What makes a television show “good”? Is it the characters? Visual artistry? Influence?
Two of America’s top critics of the form, Alan Sepinwall and Matt Zoller Seitz, attempt to answer that in “TV (The Book),” creating a rubric based on categories like innovation, consistency and peak, in order to create The Pantheon, a list of the top 100 shows of all time (spoiler alert: “Manimal” does not make it).
amNewYork caught up with the two critics for separate chats during a rare workday hour in which they weren’t screening a show during this era of “peak television” to talk about the book, personal favorites and indulge in a bit of fantasy network drafting.
With so much television being produced for so many stations, is this book possible 20 years from now? Or will we hit a spot where there’s just too many shows in existence to be comprehensive?
Sepinwall: I don’t know. Our hope is that this will be enough of a success that there’ll be later editions, and we’ll update the Pantheon, we’ll move some of the “works in progress” shows into the Pantheon and bump others out. But as it is, we were adding shows literally up to the last day our editor would allow us to do it — and even a couple of days past that. There were these increasingly despairing emails from her about the conversation she was having with production about what we were doing to both of them.
Zoller Seitz: I don’t know if it’s possible now, to be honest. Almost immediately after we turned the manuscript in, Alan and I started exchanging emails saying, “Oh my God, we should have written about ‘Show X’ or ‘Show Y.’” Our editor indulged us up to a point, but at some point she had to say, “Guys, you can’t cover everything.”
The categorical scoring gives the rankings a rubric off of which to work, but were there shows that just “felt” like they should be higher?
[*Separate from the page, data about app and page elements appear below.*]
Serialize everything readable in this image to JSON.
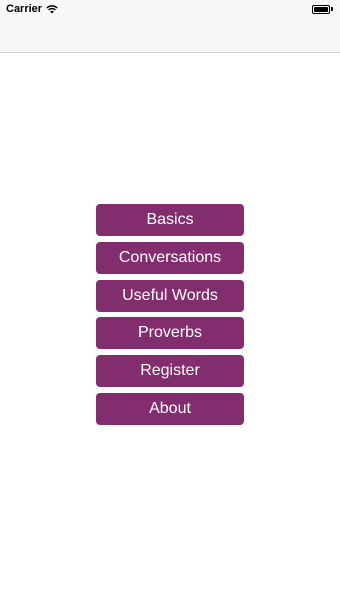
{
  "status_bar": {
    "carrier": "Carrier",
    "icons": [
      "wifi-icon",
      "battery-icon"
    ]
  },
  "colors": {
    "button_background": "#812d6e",
    "button_text": "#ffffff",
    "bar_background": "#f7f7f7"
  },
  "menu": {
    "items": [
      {
        "label": "Basics"
      },
      {
        "label": "Conversations"
      },
      {
        "label": "Useful Words"
      },
      {
        "label": "Proverbs"
      },
      {
        "label": "Register"
      },
      {
        "label": "About"
      }
    ]
  }
}
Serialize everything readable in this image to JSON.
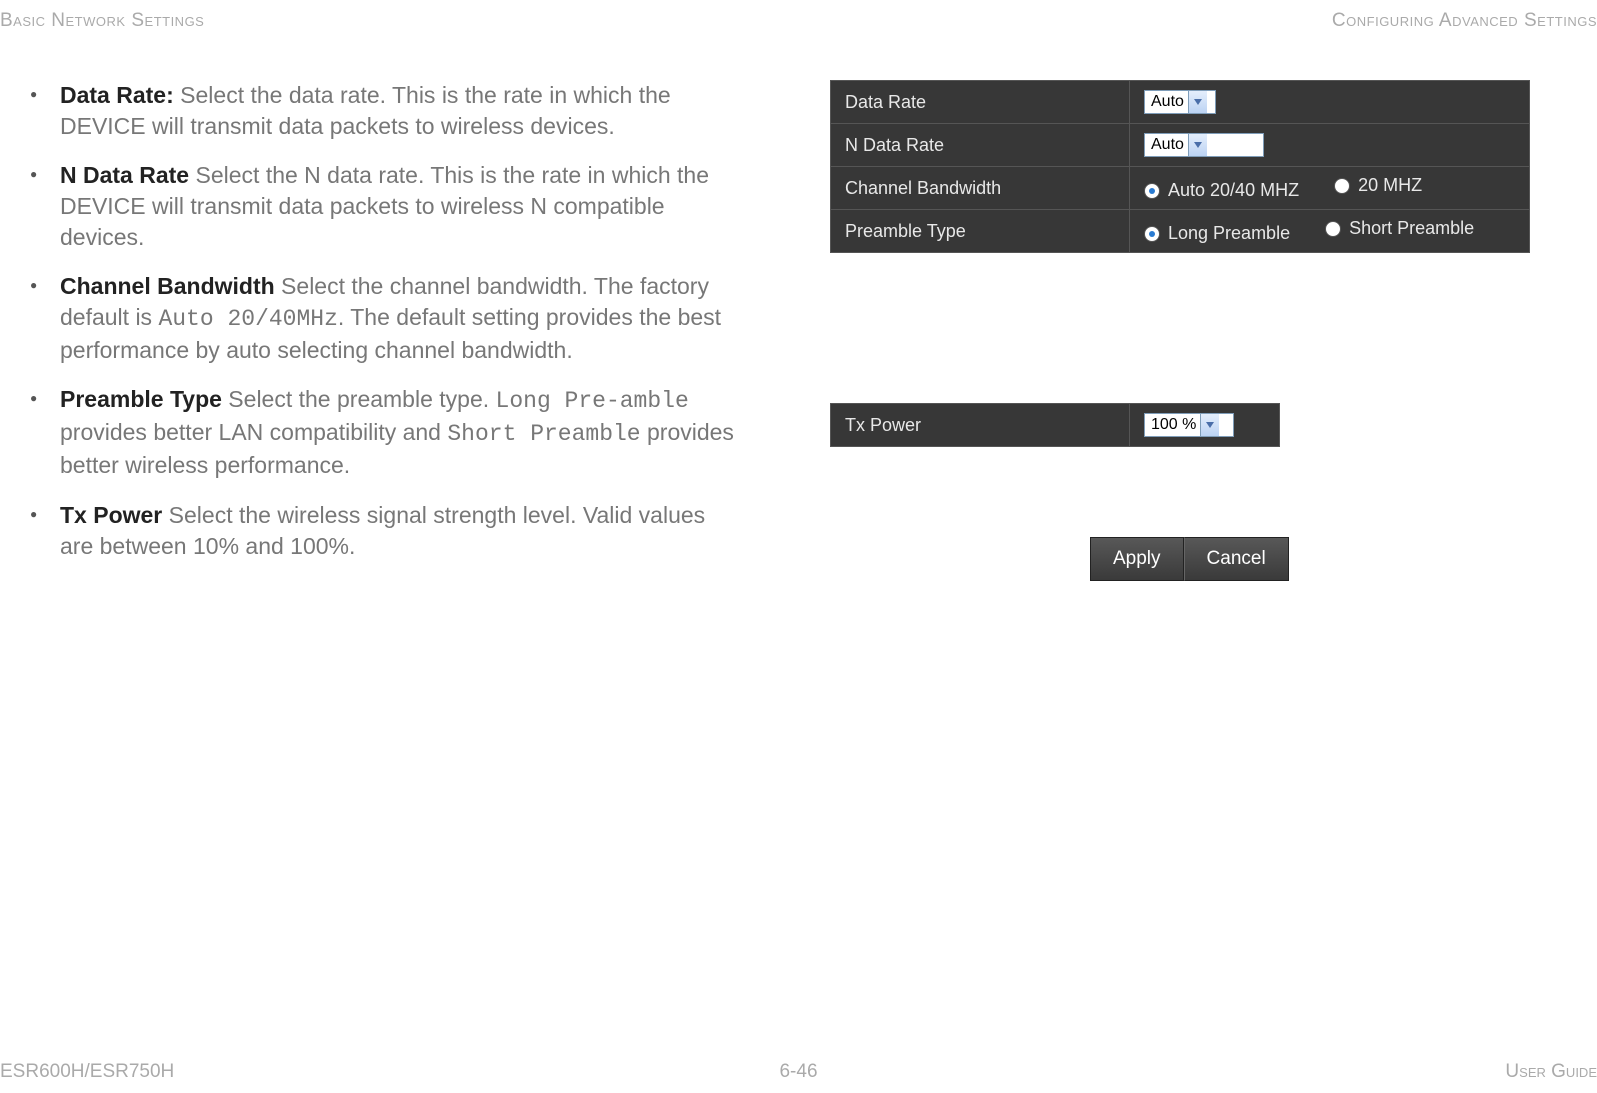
{
  "header": {
    "left": "Basic Network Settings",
    "right": "Configuring Advanced Settings"
  },
  "footer": {
    "left": "ESR600H/ESR750H",
    "center": "6-46",
    "right": "User Guide"
  },
  "bullets": [
    {
      "bold": "Data Rate:",
      "text_a": " Select the data rate.  This is the rate in which the DEVICE will transmit data packets to wireless devices."
    },
    {
      "bold": "N Data Rate",
      "text_a": "  Select the N data rate. This is the rate in which the DEVICE will transmit data packets to wireless N compatible devices."
    },
    {
      "bold": "Channel Bandwidth",
      "text_a": "  Select the channel bandwidth. The factory default is ",
      "mono_a": "Auto 20/40MHz",
      "text_b": ". The default setting provides the best performance by auto selecting channel bandwidth."
    },
    {
      "bold": "Preamble Type",
      "text_a": "  Select the preamble type. ",
      "mono_a": "Long Pre-amble",
      "text_b": " provides better LAN compatibility and ",
      "mono_b": "Short Preamble",
      "text_c": " provides better wireless performance."
    },
    {
      "bold": "Tx Power",
      "text_a": "  Select the wireless signal strength level. Valid values are between 10% and 100%."
    }
  ],
  "panel1": {
    "rows": {
      "data_rate": {
        "label": "Data Rate",
        "value": "Auto"
      },
      "n_data_rate": {
        "label": "N Data Rate",
        "value": "Auto"
      },
      "ch_bw": {
        "label": "Channel Bandwidth",
        "opt1": "Auto 20/40 MHZ",
        "opt2": "20 MHZ"
      },
      "preamble": {
        "label": "Preamble Type",
        "opt1": "Long Preamble",
        "opt2": "Short Preamble"
      }
    }
  },
  "panel2": {
    "row": {
      "label": "Tx Power",
      "value": "100 %"
    }
  },
  "buttons": {
    "apply": "Apply",
    "cancel": "Cancel"
  }
}
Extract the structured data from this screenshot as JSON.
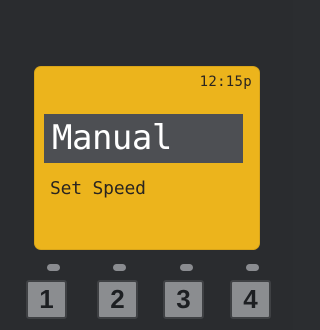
{
  "display": {
    "time": "12:15p",
    "mode": "Manual",
    "subtitle": "Set Speed"
  },
  "keypad": {
    "buttons": [
      "1",
      "2",
      "3",
      "4"
    ]
  },
  "colors": {
    "screen_background": "#ecb41c",
    "mode_highlight": "#4d4f53",
    "device_body": "#2a2c2f",
    "key_face": "#8b8d90",
    "indicator_led": "#8a8c90"
  }
}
AS: I look at “Parks and Recreation,” and I just feel like it should be higher, because I really love that show. But the scoring we came up with, influence and innovation are just going to be really low there.
MZS: I think if I had to do it over again, I would have given “Law & Order” slightly higher scores across the board. I was going off of my memory of watching the show when it was on, and occasional reruns, and shortly after we turned in the manuscript, I was watching a “Law & Order” marathon on cable. Over the course of a weekend I probably watched 12 or 13 episodes in a row, and I was admiring the direction, the blocking of the actors to the camera, the way they would do things in one take whenever possible, the consistently high quality of the performances, and the economy of the writing.
Tomorrow, you are given a TV network, and you get to draft one talent — past or present — whom you can start to build the network around. Who you got?
AS: Norman Lear. He was able to build so many shows, and he was able to do — and I don’t even know if it would be possible now; I feel like if we put “All in the Family” on today it might get protested off the air very quickly — but he was able to achieve this almost-perfect balance of populism and art. These were great shows, that were also very thoughtful and bold and transforming things.
MZS: I think it would be Bryan Fuller. I think I’d like to put Bryan Fuller in charge of a network for a year and see what happens. I think we’d have, if his track record is any indication, 12 or 13 of the most brilliant one-season shows in the history of television.